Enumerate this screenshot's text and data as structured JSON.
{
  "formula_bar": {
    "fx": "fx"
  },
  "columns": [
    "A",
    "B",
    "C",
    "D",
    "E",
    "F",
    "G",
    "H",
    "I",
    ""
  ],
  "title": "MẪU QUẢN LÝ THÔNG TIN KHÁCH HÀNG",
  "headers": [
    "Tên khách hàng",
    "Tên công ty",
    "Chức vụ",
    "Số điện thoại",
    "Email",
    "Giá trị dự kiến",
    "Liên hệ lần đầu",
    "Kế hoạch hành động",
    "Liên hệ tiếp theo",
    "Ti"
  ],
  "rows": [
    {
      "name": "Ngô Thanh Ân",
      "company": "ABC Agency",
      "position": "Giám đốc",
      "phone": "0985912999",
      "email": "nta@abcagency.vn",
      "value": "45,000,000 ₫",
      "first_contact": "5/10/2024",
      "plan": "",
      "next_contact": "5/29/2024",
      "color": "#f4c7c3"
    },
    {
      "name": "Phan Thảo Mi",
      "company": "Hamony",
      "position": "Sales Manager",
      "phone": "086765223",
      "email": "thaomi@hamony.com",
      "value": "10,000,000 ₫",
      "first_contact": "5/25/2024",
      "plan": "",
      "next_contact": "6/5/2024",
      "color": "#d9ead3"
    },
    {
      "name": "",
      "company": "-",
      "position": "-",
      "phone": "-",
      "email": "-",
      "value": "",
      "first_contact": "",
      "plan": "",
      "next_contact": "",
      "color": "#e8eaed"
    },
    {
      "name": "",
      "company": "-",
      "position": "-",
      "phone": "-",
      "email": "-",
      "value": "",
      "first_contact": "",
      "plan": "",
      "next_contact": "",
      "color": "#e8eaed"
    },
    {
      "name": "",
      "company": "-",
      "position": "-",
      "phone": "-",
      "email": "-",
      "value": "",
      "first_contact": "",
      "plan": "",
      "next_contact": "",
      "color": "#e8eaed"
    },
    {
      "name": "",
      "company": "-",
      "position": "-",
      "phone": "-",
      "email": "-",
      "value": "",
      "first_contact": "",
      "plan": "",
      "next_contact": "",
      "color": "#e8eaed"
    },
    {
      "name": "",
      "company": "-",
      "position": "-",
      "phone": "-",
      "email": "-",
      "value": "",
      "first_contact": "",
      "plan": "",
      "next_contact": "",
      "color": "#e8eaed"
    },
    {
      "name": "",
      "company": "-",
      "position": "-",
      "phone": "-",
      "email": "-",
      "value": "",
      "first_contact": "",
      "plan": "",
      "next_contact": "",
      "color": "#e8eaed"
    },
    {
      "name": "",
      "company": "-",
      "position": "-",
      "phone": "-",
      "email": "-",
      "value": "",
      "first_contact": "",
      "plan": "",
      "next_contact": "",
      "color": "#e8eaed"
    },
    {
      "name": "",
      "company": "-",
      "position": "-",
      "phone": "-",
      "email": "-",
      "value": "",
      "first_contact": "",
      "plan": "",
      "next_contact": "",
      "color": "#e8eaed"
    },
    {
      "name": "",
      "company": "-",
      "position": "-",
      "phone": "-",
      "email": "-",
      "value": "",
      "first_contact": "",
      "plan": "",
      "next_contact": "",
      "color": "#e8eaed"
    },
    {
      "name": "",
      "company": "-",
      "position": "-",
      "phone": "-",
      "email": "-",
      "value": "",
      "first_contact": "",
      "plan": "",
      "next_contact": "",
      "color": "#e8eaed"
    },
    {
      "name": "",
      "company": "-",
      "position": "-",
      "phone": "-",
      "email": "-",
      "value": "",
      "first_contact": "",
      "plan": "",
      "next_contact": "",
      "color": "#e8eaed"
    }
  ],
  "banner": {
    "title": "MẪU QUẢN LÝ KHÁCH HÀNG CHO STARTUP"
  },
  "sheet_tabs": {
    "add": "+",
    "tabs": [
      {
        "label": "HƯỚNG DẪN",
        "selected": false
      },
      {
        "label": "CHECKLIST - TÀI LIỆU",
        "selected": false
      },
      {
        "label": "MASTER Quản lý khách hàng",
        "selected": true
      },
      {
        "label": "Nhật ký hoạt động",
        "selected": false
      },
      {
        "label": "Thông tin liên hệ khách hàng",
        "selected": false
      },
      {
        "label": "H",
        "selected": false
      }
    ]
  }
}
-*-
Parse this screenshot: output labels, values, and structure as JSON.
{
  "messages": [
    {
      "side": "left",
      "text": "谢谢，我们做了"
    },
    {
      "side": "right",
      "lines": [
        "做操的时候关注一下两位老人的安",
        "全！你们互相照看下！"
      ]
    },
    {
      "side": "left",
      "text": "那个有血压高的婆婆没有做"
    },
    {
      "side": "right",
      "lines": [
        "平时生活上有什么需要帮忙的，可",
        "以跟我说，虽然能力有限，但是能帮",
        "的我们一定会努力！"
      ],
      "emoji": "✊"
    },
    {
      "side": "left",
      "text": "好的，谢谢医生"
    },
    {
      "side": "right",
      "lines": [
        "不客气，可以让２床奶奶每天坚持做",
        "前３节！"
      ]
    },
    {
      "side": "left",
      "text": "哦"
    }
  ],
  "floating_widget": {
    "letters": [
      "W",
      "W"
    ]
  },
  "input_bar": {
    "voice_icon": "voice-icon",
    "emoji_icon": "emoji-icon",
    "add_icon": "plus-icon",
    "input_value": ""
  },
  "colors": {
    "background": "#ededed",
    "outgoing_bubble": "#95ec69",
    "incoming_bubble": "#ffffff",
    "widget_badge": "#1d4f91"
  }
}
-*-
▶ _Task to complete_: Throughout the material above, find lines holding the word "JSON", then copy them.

▶ _Result of the exercise_:
Enumerate this screenshot's text and data as structured JSON.
Parse this screenshot: output labels, values, and structure as JSON.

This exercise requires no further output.